Carbon dioxide is not only a waste product, it can be used in the manufacture of a new generation of nanomaterials, according to a new study.
A research team has used waste carbon dioxide gas as a catalyst to manufacture novel nanomaterials. These materials have a greater ability to generate light. The carbon dioxide enhances the binding of different materials together. Here the gas acts like a catalyst. Catalysts are substances that participate in the chemical reactions, speed their courses and (almost) fully recover after the reactions are completed. In typical catalytic processes the catalysts must be activated at high temperatures, typically of several hundred degrees centigrade, often at a significantly increased pressure. The carbon dioxide is not only more efficient, it avoids the extreme physical conditions normally needed to trigger a reaction.
The novel materials, according to Controlled Environments, are highly porous and they show an extended surface area. The main application is intended to be with the creation of microporous fluorescent materials. These materials can be used for the next generation of computer and television screens, and they emit light with quantum yield significantly higher than those of classical materials used in OLEDs (organic light-emitting diode).

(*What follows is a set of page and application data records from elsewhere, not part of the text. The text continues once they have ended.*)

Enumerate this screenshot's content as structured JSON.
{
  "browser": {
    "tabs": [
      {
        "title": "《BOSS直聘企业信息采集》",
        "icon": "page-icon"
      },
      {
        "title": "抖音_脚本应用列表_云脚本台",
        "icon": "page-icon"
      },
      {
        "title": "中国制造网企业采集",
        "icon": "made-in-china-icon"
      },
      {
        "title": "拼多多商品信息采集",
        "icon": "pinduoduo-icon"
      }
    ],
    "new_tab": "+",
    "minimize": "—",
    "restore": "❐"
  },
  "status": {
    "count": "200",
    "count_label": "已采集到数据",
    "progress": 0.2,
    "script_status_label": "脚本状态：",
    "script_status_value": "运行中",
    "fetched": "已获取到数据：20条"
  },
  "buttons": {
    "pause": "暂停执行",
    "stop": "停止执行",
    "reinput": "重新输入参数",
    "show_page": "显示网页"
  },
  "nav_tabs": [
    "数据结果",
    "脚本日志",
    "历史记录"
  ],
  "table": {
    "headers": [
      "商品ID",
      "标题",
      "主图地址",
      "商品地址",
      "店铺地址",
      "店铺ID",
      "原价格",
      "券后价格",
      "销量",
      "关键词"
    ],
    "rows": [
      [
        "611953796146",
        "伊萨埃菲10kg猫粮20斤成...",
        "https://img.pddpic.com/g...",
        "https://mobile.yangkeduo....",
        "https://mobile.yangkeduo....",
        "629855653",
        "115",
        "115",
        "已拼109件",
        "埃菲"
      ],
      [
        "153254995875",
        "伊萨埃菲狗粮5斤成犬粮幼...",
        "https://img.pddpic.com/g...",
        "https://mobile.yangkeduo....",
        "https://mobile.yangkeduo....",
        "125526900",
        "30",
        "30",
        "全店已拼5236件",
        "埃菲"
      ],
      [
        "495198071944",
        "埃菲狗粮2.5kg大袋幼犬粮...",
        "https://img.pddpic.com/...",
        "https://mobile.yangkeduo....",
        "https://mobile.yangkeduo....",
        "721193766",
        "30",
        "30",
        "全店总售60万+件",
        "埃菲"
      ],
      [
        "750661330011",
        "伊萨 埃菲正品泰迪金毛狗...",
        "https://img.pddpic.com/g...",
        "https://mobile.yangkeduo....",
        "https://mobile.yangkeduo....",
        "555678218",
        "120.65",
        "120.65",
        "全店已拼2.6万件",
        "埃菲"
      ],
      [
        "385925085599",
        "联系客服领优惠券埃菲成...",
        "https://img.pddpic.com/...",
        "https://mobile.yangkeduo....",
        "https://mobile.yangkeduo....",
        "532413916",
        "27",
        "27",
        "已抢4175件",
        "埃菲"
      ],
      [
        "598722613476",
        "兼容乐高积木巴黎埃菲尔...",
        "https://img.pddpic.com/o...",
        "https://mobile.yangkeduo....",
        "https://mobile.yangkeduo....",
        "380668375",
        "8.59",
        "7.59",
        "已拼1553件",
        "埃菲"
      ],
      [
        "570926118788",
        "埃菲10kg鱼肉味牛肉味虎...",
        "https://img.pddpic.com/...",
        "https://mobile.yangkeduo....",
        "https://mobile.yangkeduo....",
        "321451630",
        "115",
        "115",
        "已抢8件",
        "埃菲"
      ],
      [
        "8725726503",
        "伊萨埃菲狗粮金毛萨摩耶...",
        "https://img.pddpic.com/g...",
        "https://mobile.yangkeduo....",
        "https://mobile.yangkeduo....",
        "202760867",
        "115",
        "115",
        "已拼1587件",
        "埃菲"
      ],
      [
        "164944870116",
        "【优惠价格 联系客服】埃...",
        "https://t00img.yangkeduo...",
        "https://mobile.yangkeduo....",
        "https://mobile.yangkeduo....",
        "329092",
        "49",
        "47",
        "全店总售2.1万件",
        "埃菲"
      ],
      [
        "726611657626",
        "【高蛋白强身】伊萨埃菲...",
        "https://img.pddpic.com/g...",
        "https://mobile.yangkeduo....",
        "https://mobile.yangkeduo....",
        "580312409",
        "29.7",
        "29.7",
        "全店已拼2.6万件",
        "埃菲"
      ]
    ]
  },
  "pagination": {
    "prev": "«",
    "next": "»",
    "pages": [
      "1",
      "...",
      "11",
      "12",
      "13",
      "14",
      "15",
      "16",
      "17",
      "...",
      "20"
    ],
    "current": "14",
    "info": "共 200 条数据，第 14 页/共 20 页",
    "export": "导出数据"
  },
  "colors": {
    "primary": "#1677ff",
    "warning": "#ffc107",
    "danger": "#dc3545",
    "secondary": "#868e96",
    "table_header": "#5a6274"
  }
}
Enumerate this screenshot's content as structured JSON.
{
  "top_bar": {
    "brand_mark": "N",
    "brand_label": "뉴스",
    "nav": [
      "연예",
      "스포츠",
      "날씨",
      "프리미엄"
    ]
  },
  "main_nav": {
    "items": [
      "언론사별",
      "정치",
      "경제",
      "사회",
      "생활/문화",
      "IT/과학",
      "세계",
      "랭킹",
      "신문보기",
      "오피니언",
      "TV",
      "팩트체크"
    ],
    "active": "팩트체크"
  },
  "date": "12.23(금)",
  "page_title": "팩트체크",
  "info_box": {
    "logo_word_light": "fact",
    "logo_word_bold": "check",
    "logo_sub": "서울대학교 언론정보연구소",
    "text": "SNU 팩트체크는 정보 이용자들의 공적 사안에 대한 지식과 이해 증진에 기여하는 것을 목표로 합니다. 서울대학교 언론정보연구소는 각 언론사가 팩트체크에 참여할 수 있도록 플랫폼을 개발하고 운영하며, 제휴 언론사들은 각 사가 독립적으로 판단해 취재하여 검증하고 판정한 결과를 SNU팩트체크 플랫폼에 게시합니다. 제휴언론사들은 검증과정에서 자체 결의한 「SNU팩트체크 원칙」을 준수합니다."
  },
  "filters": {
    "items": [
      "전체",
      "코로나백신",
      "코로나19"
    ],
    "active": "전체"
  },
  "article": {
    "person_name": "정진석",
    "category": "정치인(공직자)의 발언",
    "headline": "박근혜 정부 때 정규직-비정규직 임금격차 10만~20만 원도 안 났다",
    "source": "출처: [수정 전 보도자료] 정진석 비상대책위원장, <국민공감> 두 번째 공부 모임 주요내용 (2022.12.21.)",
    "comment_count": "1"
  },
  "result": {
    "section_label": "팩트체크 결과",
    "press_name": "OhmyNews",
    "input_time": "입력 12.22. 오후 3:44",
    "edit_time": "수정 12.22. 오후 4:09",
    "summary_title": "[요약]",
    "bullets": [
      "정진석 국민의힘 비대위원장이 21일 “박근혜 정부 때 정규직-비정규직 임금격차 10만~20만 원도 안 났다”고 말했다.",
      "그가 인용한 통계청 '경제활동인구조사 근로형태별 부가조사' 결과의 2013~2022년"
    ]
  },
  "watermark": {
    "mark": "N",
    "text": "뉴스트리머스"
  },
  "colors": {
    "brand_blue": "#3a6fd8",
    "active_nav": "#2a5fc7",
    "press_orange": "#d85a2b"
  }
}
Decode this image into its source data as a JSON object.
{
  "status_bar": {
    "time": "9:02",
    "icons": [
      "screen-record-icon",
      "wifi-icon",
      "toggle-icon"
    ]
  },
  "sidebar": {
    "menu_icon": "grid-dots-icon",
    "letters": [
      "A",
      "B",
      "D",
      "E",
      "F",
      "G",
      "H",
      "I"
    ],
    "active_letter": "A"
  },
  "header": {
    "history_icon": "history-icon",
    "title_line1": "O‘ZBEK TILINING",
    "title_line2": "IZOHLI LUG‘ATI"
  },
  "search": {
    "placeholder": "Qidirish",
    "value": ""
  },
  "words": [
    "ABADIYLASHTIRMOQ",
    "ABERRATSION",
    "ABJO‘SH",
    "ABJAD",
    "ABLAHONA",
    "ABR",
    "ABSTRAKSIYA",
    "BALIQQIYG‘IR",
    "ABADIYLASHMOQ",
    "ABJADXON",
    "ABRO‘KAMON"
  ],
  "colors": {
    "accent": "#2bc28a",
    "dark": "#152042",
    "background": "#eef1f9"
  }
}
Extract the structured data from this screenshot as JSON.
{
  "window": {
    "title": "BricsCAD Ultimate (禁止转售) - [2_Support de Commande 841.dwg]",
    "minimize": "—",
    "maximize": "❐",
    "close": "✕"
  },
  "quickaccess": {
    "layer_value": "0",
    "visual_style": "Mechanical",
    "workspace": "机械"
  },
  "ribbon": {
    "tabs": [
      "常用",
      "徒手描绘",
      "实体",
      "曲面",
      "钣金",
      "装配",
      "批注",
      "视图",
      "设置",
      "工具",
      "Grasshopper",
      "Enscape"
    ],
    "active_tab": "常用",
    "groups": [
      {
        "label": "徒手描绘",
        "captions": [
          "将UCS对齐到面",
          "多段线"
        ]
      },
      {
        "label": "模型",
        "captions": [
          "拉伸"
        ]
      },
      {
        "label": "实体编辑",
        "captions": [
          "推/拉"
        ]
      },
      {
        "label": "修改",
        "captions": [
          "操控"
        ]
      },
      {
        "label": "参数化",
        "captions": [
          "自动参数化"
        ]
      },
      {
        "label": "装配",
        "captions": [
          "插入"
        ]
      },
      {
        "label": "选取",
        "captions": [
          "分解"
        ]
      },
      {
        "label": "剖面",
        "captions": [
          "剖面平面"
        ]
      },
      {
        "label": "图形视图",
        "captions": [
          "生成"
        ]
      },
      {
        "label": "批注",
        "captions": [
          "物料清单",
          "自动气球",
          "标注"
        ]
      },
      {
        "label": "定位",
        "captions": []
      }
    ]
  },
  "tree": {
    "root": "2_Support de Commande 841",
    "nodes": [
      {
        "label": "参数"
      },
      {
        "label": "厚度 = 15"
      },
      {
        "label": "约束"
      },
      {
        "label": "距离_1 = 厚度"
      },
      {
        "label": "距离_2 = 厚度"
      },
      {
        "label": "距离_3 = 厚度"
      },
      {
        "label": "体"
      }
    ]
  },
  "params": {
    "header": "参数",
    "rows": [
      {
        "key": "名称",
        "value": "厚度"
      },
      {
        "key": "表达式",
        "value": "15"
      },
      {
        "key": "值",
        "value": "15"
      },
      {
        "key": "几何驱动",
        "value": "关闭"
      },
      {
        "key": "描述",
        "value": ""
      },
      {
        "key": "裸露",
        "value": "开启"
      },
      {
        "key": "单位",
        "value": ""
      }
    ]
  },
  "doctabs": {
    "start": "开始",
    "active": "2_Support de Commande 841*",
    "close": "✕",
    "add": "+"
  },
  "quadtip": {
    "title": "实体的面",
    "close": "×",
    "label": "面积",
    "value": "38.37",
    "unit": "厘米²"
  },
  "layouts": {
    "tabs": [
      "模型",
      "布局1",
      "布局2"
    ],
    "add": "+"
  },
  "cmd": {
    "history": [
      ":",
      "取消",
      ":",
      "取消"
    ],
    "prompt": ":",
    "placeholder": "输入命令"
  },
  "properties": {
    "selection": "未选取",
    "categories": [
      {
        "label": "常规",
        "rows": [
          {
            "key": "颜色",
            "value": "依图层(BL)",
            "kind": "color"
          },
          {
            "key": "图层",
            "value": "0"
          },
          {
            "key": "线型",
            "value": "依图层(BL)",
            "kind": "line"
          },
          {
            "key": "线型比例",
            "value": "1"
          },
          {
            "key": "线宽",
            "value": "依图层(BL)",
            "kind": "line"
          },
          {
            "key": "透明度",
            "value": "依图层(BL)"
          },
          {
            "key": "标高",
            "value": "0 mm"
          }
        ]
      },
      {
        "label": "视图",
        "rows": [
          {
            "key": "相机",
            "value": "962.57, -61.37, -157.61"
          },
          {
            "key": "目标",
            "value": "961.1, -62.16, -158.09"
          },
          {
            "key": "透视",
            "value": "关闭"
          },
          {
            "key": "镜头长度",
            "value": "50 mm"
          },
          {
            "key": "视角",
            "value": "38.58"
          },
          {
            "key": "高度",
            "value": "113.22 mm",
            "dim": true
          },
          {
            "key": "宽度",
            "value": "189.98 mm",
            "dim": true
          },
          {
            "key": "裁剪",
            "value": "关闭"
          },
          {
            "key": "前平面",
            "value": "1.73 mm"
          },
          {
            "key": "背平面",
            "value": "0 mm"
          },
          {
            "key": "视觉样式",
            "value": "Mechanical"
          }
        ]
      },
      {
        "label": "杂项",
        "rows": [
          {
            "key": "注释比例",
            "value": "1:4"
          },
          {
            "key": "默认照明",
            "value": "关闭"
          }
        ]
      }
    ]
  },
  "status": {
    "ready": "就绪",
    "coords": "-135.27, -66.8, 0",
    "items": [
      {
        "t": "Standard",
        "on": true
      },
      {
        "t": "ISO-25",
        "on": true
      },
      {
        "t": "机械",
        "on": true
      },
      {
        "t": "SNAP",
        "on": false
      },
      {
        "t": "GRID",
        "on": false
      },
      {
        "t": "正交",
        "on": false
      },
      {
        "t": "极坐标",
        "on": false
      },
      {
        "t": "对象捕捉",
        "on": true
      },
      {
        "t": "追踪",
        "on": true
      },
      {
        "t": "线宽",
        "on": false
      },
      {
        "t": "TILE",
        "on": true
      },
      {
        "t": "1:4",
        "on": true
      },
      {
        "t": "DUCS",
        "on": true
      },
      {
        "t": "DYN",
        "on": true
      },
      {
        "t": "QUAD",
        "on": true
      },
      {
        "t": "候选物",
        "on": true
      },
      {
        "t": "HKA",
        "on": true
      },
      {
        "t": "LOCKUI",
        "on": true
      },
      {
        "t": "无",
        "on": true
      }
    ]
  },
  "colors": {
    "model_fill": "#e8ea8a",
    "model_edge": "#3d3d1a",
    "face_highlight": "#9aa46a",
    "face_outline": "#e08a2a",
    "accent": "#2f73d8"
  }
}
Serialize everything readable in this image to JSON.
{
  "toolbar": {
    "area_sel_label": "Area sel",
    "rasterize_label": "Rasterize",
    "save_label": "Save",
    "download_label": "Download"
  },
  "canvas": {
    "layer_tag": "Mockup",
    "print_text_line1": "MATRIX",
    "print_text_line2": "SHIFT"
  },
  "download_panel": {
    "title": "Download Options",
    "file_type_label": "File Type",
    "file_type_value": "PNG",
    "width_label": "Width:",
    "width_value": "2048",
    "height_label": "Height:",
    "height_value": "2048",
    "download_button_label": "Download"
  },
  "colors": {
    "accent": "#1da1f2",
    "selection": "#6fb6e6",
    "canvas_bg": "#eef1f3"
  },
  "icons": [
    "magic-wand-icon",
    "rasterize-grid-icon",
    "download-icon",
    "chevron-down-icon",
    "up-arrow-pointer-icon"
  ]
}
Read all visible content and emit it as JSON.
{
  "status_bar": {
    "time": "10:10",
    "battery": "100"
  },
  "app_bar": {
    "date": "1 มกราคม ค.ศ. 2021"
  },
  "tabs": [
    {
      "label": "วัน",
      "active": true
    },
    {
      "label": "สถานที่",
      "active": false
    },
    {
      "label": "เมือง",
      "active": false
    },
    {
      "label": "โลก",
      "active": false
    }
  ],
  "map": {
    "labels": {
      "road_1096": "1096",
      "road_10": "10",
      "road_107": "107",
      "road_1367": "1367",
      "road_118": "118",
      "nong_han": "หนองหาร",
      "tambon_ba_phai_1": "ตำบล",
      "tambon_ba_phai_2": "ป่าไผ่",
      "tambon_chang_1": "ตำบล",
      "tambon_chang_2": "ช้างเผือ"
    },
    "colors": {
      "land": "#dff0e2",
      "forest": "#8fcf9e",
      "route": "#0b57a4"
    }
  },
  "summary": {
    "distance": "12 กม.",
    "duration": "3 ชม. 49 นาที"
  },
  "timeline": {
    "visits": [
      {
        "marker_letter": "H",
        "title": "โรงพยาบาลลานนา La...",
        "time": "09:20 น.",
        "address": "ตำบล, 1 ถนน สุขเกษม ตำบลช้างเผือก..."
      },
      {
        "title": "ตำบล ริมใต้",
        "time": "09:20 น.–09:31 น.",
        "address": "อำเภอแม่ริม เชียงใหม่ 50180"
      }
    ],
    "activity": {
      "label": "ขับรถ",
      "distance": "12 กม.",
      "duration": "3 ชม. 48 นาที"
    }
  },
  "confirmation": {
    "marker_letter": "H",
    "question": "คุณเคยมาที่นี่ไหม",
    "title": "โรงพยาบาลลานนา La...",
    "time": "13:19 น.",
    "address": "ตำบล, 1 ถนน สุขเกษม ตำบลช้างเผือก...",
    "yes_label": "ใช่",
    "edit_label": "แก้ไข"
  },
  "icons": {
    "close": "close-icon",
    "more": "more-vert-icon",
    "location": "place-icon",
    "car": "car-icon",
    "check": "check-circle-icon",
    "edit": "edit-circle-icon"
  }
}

Novel microporous material, composed of building blocks with zinc carbonate core encapsulated in appropriately designed organic shell (hydroxyquinoline ligands), is highly luminescent.
The research was undertaken at the Institute of Physical Chemistry of the Polish Academy of Sciences in Warsaw and the Faculty of Chemistry, Warsaw University of Technology.